ACTIVITY » Scan the records for the string "NONE" and copy every line that holds it.

<<<<

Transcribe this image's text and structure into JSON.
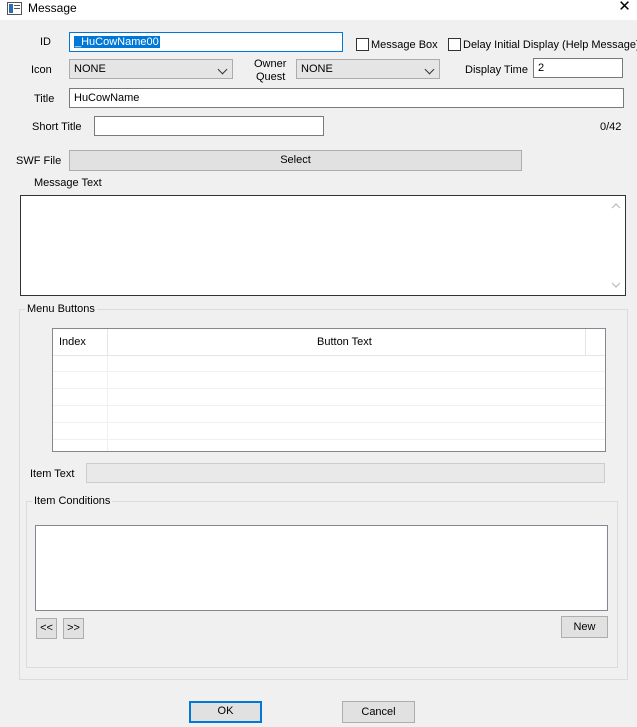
{
  "window": {
    "title": "Message",
    "close_glyph": "✕",
    "app_icon": "window-icon"
  },
  "fields": {
    "id_label": "ID",
    "id_value": "_HuCowName00",
    "message_box_label": "Message Box",
    "delay_label": "Delay Initial Display (Help Message)",
    "icon_label": "Icon",
    "icon_value": "NONE",
    "owner_quest_label_line1": "Owner",
    "owner_quest_label_line2": "Quest",
    "owner_quest_value": "NONE",
    "display_time_label": "Display Time",
    "display_time_value": "2",
    "title_label": "Title",
    "title_value": "HuCowName",
    "short_title_label": "Short Title",
    "short_title_value": "",
    "short_title_counter": "0/42",
    "swf_file_label": "SWF File",
    "swf_select_label": "Select",
    "message_text_label": "Message Text",
    "message_text_value": ""
  },
  "menu_buttons": {
    "group_label": "Menu Buttons",
    "columns": [
      "Index",
      "Button Text"
    ],
    "rows": [],
    "item_text_label": "Item Text",
    "item_text_value": ""
  },
  "conditions": {
    "group_label": "Item Conditions",
    "prev_label": "<<",
    "next_label": ">>",
    "new_label": "New"
  },
  "footer": {
    "ok_label": "OK",
    "cancel_label": "Cancel"
  },
  "colors": {
    "accent": "#0078d7",
    "background": "#f0f0f0"
  }
}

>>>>

TASK RESPONSE »
    "icon_value": "NONE",
    "owner_quest_value": "NONE",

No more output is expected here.